TASK TO CARRY OUT:
What is the number of lines in the data below that contain "python"? Answer with that number and no other words.

*** Block opens ***

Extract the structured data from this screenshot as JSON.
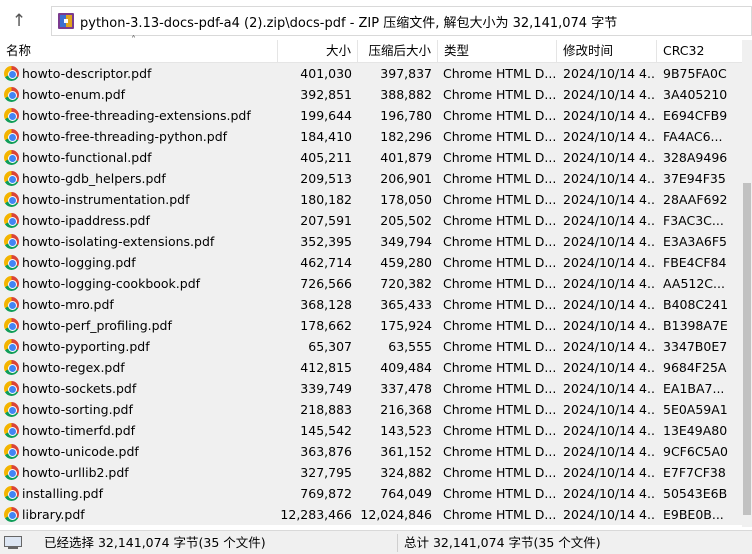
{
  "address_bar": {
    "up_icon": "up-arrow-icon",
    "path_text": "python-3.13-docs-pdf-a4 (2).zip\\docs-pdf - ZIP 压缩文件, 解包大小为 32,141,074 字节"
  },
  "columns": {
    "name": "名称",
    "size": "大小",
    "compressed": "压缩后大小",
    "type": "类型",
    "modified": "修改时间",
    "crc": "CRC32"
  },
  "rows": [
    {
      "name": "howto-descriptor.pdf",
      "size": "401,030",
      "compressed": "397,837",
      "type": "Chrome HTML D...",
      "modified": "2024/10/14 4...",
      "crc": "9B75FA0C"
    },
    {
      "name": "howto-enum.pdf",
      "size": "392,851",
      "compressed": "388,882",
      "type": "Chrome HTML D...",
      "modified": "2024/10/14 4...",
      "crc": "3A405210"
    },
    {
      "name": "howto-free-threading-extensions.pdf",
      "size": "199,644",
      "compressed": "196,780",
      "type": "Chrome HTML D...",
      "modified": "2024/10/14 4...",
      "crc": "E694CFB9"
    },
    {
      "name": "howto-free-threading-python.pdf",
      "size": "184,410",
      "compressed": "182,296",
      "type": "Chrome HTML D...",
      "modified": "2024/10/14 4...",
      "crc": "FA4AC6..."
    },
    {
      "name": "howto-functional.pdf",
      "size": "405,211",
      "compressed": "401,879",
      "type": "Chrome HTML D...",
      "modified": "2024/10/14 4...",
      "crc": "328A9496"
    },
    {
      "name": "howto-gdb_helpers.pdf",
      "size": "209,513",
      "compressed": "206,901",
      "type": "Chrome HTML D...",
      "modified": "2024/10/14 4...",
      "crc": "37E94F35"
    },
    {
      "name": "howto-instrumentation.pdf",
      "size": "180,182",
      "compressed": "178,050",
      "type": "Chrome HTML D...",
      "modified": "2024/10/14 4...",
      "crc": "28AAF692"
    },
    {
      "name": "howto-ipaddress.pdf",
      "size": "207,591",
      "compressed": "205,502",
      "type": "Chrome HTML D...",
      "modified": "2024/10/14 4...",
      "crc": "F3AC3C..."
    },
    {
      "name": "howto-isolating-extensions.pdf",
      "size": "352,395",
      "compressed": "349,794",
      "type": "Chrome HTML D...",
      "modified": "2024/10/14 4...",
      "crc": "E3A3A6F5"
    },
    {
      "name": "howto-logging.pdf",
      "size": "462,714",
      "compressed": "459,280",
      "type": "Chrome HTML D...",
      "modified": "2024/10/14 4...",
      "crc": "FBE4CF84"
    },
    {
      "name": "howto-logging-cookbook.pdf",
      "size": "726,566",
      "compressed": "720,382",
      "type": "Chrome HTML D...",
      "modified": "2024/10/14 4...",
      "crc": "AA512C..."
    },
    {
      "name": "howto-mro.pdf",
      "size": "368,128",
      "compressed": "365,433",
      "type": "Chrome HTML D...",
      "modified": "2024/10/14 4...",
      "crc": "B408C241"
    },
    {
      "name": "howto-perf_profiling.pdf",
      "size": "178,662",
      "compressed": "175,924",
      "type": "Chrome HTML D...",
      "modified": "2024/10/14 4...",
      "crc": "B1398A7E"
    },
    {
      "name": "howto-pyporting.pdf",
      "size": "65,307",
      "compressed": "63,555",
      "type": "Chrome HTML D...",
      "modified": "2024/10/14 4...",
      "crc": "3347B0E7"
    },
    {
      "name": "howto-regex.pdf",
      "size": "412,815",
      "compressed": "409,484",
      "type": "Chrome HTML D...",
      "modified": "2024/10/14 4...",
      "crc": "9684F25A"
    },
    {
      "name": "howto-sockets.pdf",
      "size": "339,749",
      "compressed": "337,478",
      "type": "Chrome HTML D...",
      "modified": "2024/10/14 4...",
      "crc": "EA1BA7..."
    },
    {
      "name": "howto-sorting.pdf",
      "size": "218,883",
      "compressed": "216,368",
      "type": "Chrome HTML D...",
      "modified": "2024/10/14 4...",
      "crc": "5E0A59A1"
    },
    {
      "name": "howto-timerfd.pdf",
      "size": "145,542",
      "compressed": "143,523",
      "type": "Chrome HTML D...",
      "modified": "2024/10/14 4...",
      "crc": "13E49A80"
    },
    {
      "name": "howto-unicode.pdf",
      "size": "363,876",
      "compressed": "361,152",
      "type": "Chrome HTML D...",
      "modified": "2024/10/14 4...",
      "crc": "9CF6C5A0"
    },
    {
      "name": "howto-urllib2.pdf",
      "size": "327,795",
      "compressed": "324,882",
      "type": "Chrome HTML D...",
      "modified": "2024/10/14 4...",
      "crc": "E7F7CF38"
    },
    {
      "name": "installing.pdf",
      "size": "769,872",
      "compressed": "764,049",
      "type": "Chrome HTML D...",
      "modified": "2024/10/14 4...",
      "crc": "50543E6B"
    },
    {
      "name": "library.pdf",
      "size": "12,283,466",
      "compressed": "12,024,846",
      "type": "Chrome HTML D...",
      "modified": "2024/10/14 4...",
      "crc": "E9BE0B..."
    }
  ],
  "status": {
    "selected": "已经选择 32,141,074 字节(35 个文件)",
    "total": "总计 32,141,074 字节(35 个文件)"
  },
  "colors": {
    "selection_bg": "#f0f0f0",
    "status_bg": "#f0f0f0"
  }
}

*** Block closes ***

OUTPUT:
2